We know that the awards began in 1970 when Guyana became a Republic. I know that the members changed after 1992 when the new administration came into office. I also know that the people who served on that commission would have aged by almost 15 years today.

But four years ago they would have been very active. I want to suspect that the awards were put on hold in the wake of the 2002 Camp Street jailbreak and further suspended during the harsh year, 2003, when gunmen ruled the roost.

This country has one thing going for it. Whenever something is ignored, if even for a brief while, it often disappears. When television came to this country in 1982, people realized that they could see movies from within the confines of their homes. Someone might have said that he would skip the cinema for a week and return the following week.

History has shown us that the cinema industry has all but died simply because people opted to resort to television.

The national awards almost went the same way. There is now one fear. Will they be cheapened since people went without them for so long?

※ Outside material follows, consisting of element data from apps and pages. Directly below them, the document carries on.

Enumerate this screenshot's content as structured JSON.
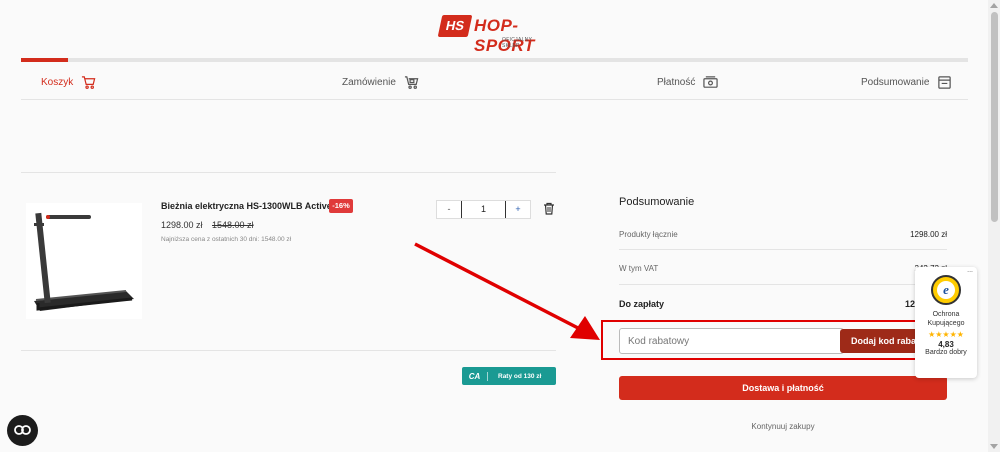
{
  "header": {
    "logo_mark": "HS",
    "logo_text": "HOP-SPORT",
    "logo_subtitle": "OFICJALNY SKLEP"
  },
  "progress": {
    "completed_fraction": 0.05
  },
  "steps": [
    {
      "label": "Koszyk",
      "icon": "cart-icon",
      "active": true
    },
    {
      "label": "Zamówienie",
      "icon": "delivery-cart-icon",
      "active": false
    },
    {
      "label": "Płatność",
      "icon": "payment-icon",
      "active": false
    },
    {
      "label": "Podsumowanie",
      "icon": "summary-icon",
      "active": false
    }
  ],
  "product": {
    "name": "Bieżnia elektryczna HS-1300WLB Active",
    "discount_badge": "-16%",
    "price": "1298.00 zł",
    "old_price": "1548.00 zł",
    "price_note": "Najniższa cena z ostatnich 30 dni: 1548.00 zł",
    "quantity": "1",
    "minus_label": "-",
    "plus_label": "+"
  },
  "installments": {
    "logo": "CA",
    "label": "Raty od 130 zł"
  },
  "summary": {
    "title": "Podsumowanie",
    "products_total_label": "Produkty łącznie",
    "products_total_value": "1298.00 zł",
    "vat_label": "W tym VAT",
    "vat_value": "242.72 zł",
    "to_pay_label": "Do zapłaty",
    "to_pay_value": "1298.00 zł",
    "coupon_placeholder": "Kod rabatowy",
    "coupon_button": "Dodaj kod rabatowy",
    "checkout_button": "Dostawa i płatność",
    "continue_link": "Kontynuuj zakupy"
  },
  "trusted_badge": {
    "menu": "...",
    "seal_letter": "e",
    "label_line1": "Ochrona",
    "label_line2": "Kupującego",
    "stars": "★★★★★",
    "rating": "4,83",
    "rating_text": "Bardzo dobry"
  },
  "colors": {
    "brand": "#d32c1c",
    "coupon_button": "#9e2a18",
    "installments": "#1a9a93",
    "annotation": "#e00000"
  }
}
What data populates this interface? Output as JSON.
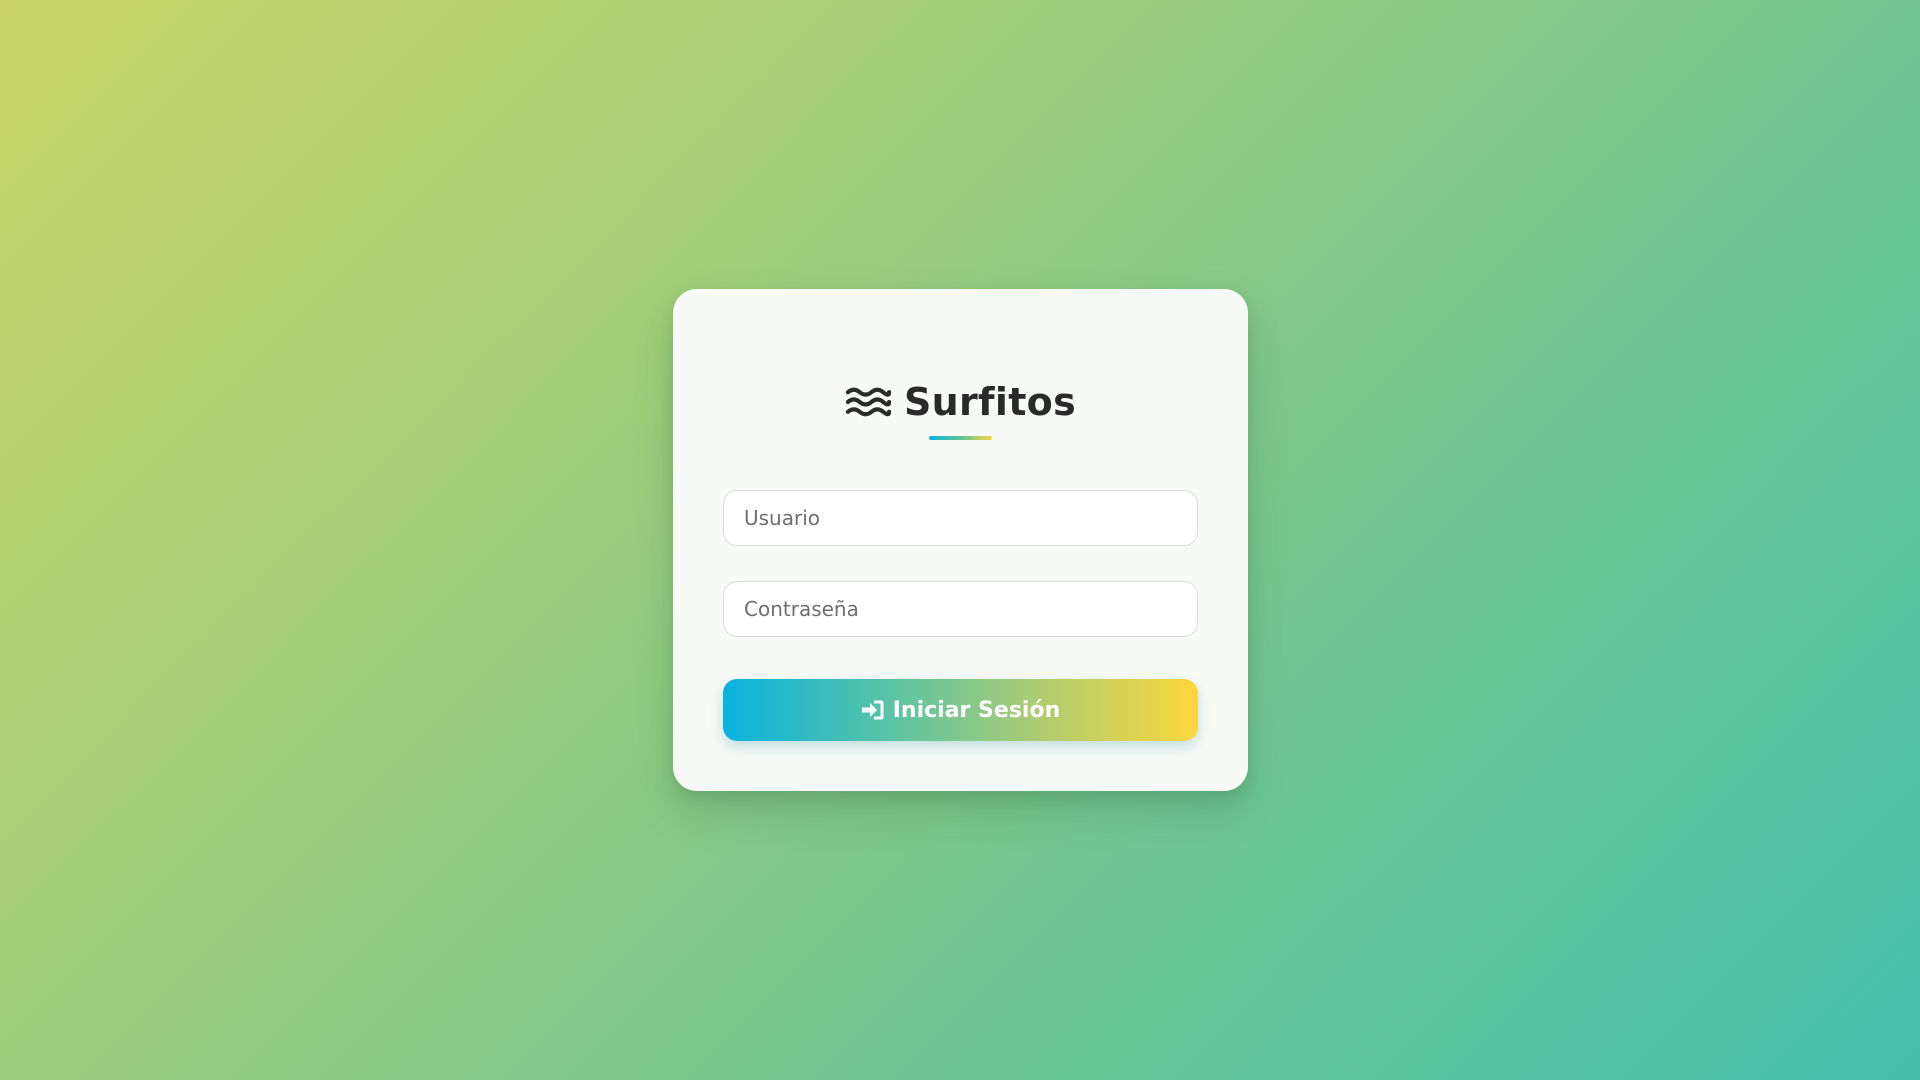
{
  "brand": {
    "title": "Surfitos",
    "icon": "water-waves-icon"
  },
  "form": {
    "username_placeholder": "Usuario",
    "username_value": "",
    "password_placeholder": "Contraseña",
    "password_value": "",
    "submit_label": "Iniciar Sesión",
    "submit_icon": "sign-in-icon"
  },
  "colors": {
    "accent_start": "#08b3df",
    "accent_end": "#fbd83c",
    "card_background": "#f8faf7",
    "title_text": "#2a2a2a"
  }
}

The list this year, once the nominations come in, should be impressive. There was the construction of the National Stadium at Providence that allowed this country to host aspects of Cricket World Cup 2007 and position ourselves to host the Champions Trophy in three years' time.

While the Indians could get honorary awards, the Guyanese who ensured that the pitch and outfield reached the standards they did should be recognized. I know that there are those who would say that a foreign company supervised the work but this was simply because of the demands of the International Cricket Council.

I am hard pressed to find anything really spectacular that anyone did over the past four years except if I look in the construction industry. These past few months we saw numerous hotels going up and in so doing, paved the way for Guyana to host conferences and conventions.

It is difficult to imagine that we could not host a simple Lions Convention once more than 200 people were coming. That number would be child's play to accommodate in just about any other country, but not Guyana . So it is likely that the nation may wish to honour those who constructed the hotels in the same way the nation recognized those who, through their initiative, introduced television to Guyana .

In the field of sports we do not have too much to shout about except the fact that we have Nicolette Fernandes who has broken into the world rankings in the field of squash, and those boxers who won world titles.

We have some people who are continuing to help those afflicted by HIV and AIDS. These are the people who set up non-governmental organisations, some of which set the stage for the others that emerged.

Some teachers, working with great odds, produced students that could hold their own in any part of the world. But then again, it has not been a culture to recognize the efforts of those teachers.

However, we have been quick to recognize politicians for whatever reason. Politicians are people who, for the greater part, spout rhetoric. Rarely do they do something spectacular unless they operate on the international stage.

I would expect the list to be relatively small if the awards are to be of any significance. We could trivialize the awards by handing them out to just about any Tom, Dick and Harry, but awards are not to be trivialized.

Over the past three or four years, too, there were some enterprising Guyanese who brought the music industry to Guyana . In the past, musicians had to travel to either Barbados or Jamaica . They could use the facilities at the radio station to record their voice then send it to be mixed with the music.

Today people invested, and there are at least two big recording studios that actually attract people from those countries to which we had to send our music at great cost. It might be well to recognize them.

I am looking forward to the announcements in May. I do not expect to be surprised especially since many people who were capable of doing great things for this country, opted to leave for greener pastures.

Yet, I am happy that the institution of national awards is returning. A nation needs to have something to say think you to those who remain to help and this poor country should be no exception.